At this time two years ago, I was considering not applying to graduate school.
That is not to say I did not want to go to graduate school. On the contrary, the better part of me wanted to go to graduate school to mentor students through teaching and research while earning the qualifications to do it even more in the future. But there was another part, mean and lurking, and it would whisper:
“How presumptuous of you.”
“You do not have what it takes.”
“What difference do you think you could make?”
That year, a struggle ensued. I would stand in front of my advisor’s door, and my hand would not knock. Professors would ask me about my plans after graduation, and the words I wanted to say would not come out. Every day I had a half-dozen windows and documents open - “personalstatement1”, “lettersofrec_emails.docx”, “gradschoolappnotes.xlsx” – and the cursors would blink and blink without moving.
“Impostor syndrome” describes a mindset of self-doubt and a lack of belief in one’s own accomplishments.

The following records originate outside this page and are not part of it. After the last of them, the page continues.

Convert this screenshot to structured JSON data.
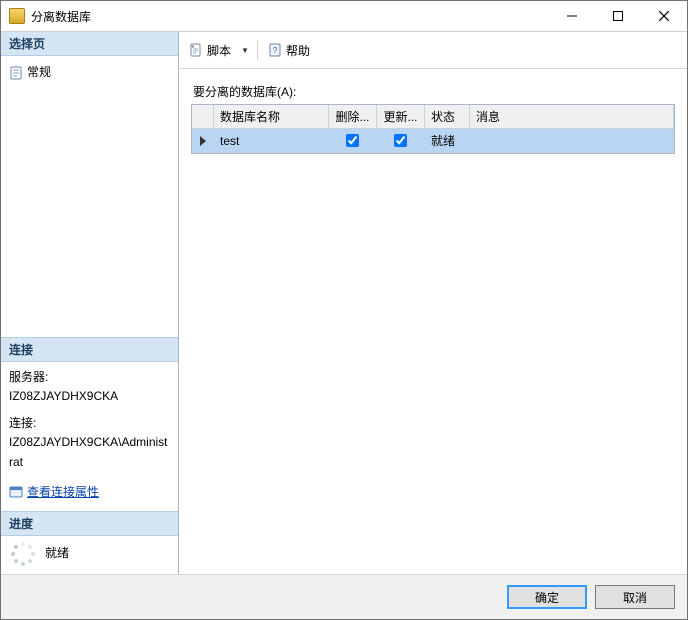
{
  "window": {
    "title": "分离数据库"
  },
  "left": {
    "select_page_header": "选择页",
    "general_page_label": "常规",
    "connection_header": "连接",
    "server_label": "服务器:",
    "server_value": "IZ08ZJAYDHX9CKA",
    "conn_label": "连接:",
    "conn_value": "IZ08ZJAYDHX9CKA\\Administrat",
    "view_conn_props": "查看连接属性",
    "progress_header": "进度",
    "progress_status": "就绪"
  },
  "toolbar": {
    "script_label": "脚本",
    "help_label": "帮助"
  },
  "main": {
    "prompt": "要分离的数据库(A):",
    "columns": {
      "name": "数据库名称",
      "delete": "删除...",
      "update": "更新...",
      "status": "状态",
      "message": "消息"
    },
    "rows": [
      {
        "name": "test",
        "delete": true,
        "update": true,
        "status": "就绪",
        "message": ""
      }
    ]
  },
  "footer": {
    "ok": "确定",
    "cancel": "取消"
  }
}
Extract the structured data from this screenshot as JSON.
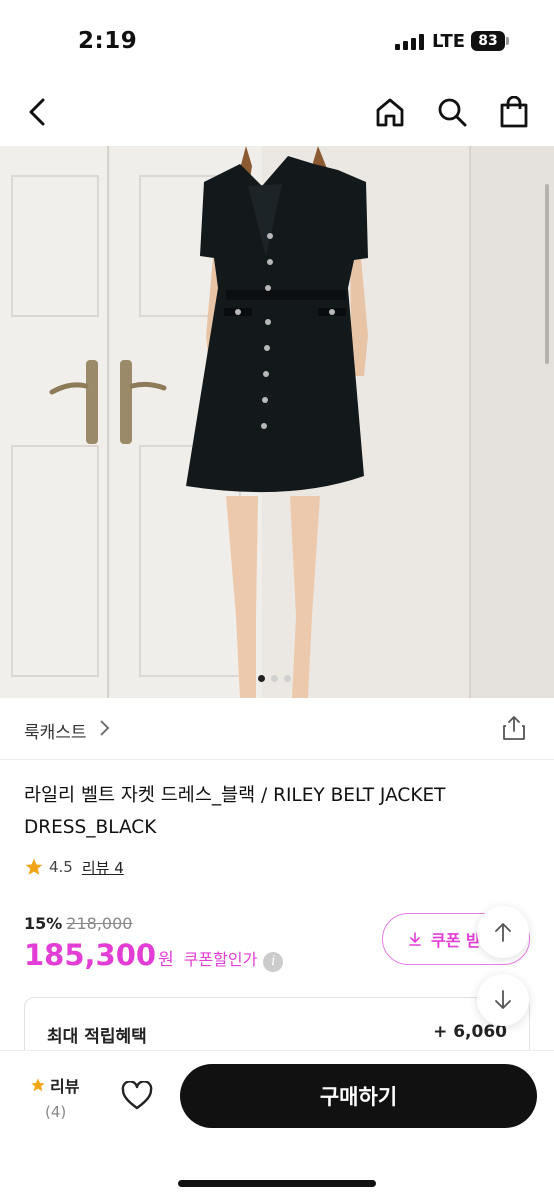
{
  "status": {
    "time": "2:19",
    "network": "LTE",
    "battery": "83"
  },
  "nav": {
    "back": "back-icon",
    "home": "home-icon",
    "search": "search-icon",
    "cart": "shopping-bag-icon"
  },
  "carousel": {
    "current": 1,
    "total": 3
  },
  "brand": {
    "name": "룩캐스트"
  },
  "product": {
    "title": "라일리 벨트 자켓 드레스_블랙 / RILEY BELT JACKET DRESS_BLACK",
    "rating": "4.5",
    "review_label": "리뷰 4"
  },
  "price": {
    "discount_rate": "15%",
    "original": "218,000",
    "sale": "185,300",
    "currency": "원",
    "coupon_price_label": "쿠폰할인가",
    "coupon_button": "쿠폰 받"
  },
  "reward": {
    "label": "최대 적립혜택",
    "value": "+ 6,060"
  },
  "bottom": {
    "review_label": "리뷰",
    "review_count": "(4)",
    "buy_label": "구매하기"
  },
  "colors": {
    "accent": "#e23ed6",
    "star": "#f2a516",
    "primary": "#111111"
  }
}
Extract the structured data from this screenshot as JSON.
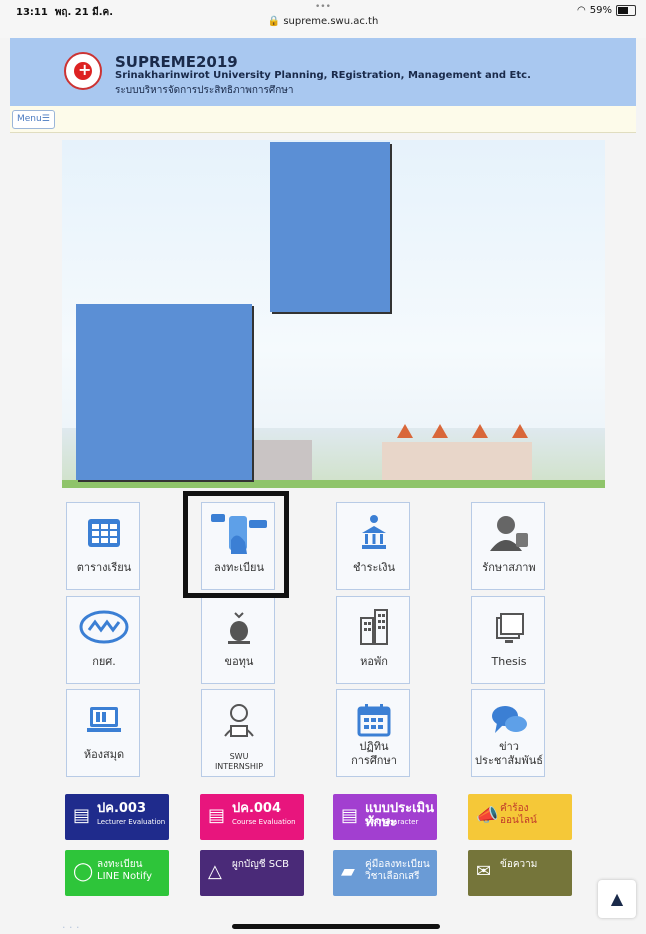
{
  "status_bar": {
    "time": "13:11",
    "date": "พฤ. 21 มี.ค.",
    "dots": "•••",
    "url": "supreme.swu.ac.th",
    "battery": "59%"
  },
  "header": {
    "title": "SUPREME2019",
    "subtitle": "Srinakharinwirot University Planning, REgistration, Management and Etc.",
    "thai_subtitle": "ระบบบริหารจัดการประสิทธิภาพการศึกษา",
    "bg_color": "#a9c8f0"
  },
  "menu": {
    "label": "Menu☰"
  },
  "tiles": [
    {
      "label": "ตารางเรียน",
      "icon": "timetable-icon",
      "color": "#3b7fd4"
    },
    {
      "label": "ลงทะเบียน",
      "icon": "phone-registration-icon",
      "color": "#3b7fd4",
      "highlighted": true
    },
    {
      "label": "ชำระเงิน",
      "icon": "bank-payment-icon",
      "color": "#3b7fd4"
    },
    {
      "label": "รักษาสภาพ",
      "icon": "person-status-icon",
      "color": "#555555"
    },
    {
      "label": "กยศ.",
      "icon": "student-loan-icon",
      "color": "#3b7fd4"
    },
    {
      "label": "ขอทุน",
      "icon": "money-bag-icon",
      "color": "#555555"
    },
    {
      "label": "หอพัก",
      "icon": "dormitory-building-icon",
      "color": "#555555"
    },
    {
      "label": "Thesis",
      "icon": "thesis-icon",
      "color": "#555555"
    },
    {
      "label": "ห้องสมุด",
      "icon": "laptop-library-icon",
      "color": "#3b7fd4"
    },
    {
      "label": "SWU\nINTERNSHIP",
      "icon": "internship-reader-icon",
      "color": "#555555"
    },
    {
      "label": "ปฏิทิน\nการศึกษา",
      "icon": "calendar-icon",
      "color": "#3b7fd4"
    },
    {
      "label": "ข่าว\nประชาสัมพันธ์",
      "icon": "chat-bubbles-icon",
      "color": "#3b7fd4"
    }
  ],
  "buttons": [
    {
      "title": "ปค.003",
      "sub": "Lecturer Evaluation",
      "color": "#1f2b8c",
      "icon": "survey-icon"
    },
    {
      "title": "ปค.004",
      "sub": "Course Evaluation",
      "color": "#e8157d",
      "icon": "survey-icon"
    },
    {
      "title": "แบบประเมินทักษะ",
      "sub": "SWU Character",
      "color": "#a23fd0",
      "icon": "survey-icon"
    },
    {
      "title": "คำร้อง\nออนไลน์",
      "sub": "",
      "color": "#f5c838",
      "icon": "megaphone-icon"
    },
    {
      "title": "ลงทะเบียน\nLINE Notify",
      "sub": "",
      "color": "#2ec53a",
      "icon": "line-icon"
    },
    {
      "title": "ผูกบัญชี SCB",
      "sub": "",
      "color": "#4a2a78",
      "icon": "scb-icon"
    },
    {
      "title": "คู่มือลงทะเบียน\nวิชาเลือกเสรี",
      "sub": "",
      "color": "#6a9bd6",
      "icon": "manual-icon"
    },
    {
      "title": "ข้อความ",
      "sub": "",
      "color": "#75753a",
      "icon": "mail-icon"
    }
  ],
  "to_top": "▲"
}
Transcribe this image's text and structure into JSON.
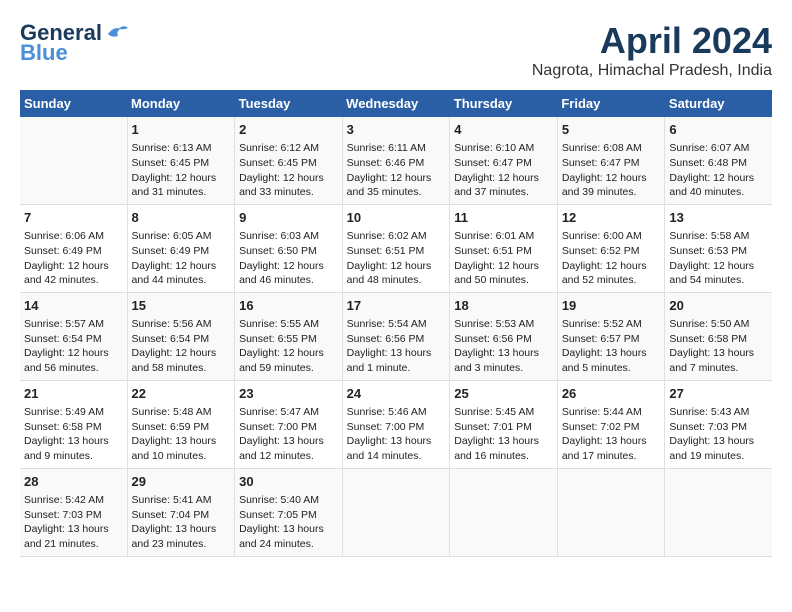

It can be accompanied by a fear of being exposed as an intellectual “fraud”. Several other graduate blog writers have shared their insights about navigating impostor syndrome as students at MIT. As testified by the “whispers” above, for me, these feelings existed before I even arrived here. I was hit hardest at the time when I needed confidence to succeed; a time when I needed faith in my accomplishments and the ability to sell them.
There are people like you here
One night I came across a profile of the late MIT biologist Susan Lindquist’s journey through graduate school. “I didn’t even tell my friends I applied to these schools because I thought it was so presumptuous,” she wrote. My eyes froze on that last word. And it occurred to me that if people like that could thrive at graduate school and beyond, then I could belong, too.
Starting my doctoral degree at MIT has introduced me to the thrill of breathing exciting science just about every day, but the conversations I treasure most are those centered around the vulnerabilities that so many of us share, and yet are so afraid to talk about.
I share my story to let you know that you are not alone and that you belong here. I have experienced the power of this message, even if delivered informally: I am here.
Getting through the application process
There is no magical solution to impostor syndrome. There are ways to acknowledge and manage it, and fortunately more institutions, including MIT, are recognizing the value in equipping students with these tools. In my own experience, I stumbled into the following three strategies while writing my personal statement and applying to graduate school.
Share your feelings with someone who will understand. At first, I was not prepared to share my feelings aloud, because I was uncomfortable with the idea of losing my composure. Instead, I wrote. Then I either shared my writings directly, or spoke what I had processed with the pen. Impostor syndrome is incredibly common in academia, so I shared these thoughts with professors and peers – people who I respected and trusted, but not necessarily friends.
Their responses kept me afloat. They were not an incredulous “You? You feel this way?”. Instead, they showed me that my feelings were grounded in common experience:
“You are not alone.”
“You do deserve.”
“I believe in you.”
“Hang in there.”
And while believing in myself could be a daily challenge, I would not let someone else’s belief in me go to waste.
Think of your personal statement as a letter of recommendation for someone else (who happens to be you).
It is important to acknowledge characteristics that make you a strong candidate in your personal statement. I struggled with speaking highly of my accomplishments. However, I would happily recognize the same accomplishments in someone else. By depersonalizing the personal statement, I found writing about my experiences and accomplishments much easier.
Show, don’t tell.
This strategy makes for stronger writing in general. But if I was especially struggling with acknowledging my abilities and accomplishments, I stuck with the facts: I explained my experiences and what I gained from them.
I read several personal statements that referenced a lifelong love of science or a salient childhood experience that sparked an awe of the natural world. If that doesn’t feel authentic, don’t worry, and don’t feel compelled to shape your statement to conform to such a narrative. But do know your motivations, and do state them clearly. For example, I didn’t think about majoring in science until I got to college, and even then, my drive came from a sense of duty to society. But my motivations have compelled me to work just as hard, with as much integrity, and with as many contributions as the motivations of the “born scientist”, and I have the experiences as evidence. You do, too.
Does it get better?
For me, managing impostor syndrome has gotten better in graduate school. That’s not because there are fewer triggers of impostor syndrome in graduate school (on the contrary). Rather, after the experience of applying, I have confided in people with my doubts more, and more quickly, than I did in earlier years. And so I hope that if you are reading this, you will one day be the person to say, “You are not alone. You do deserve, and I believe in you.”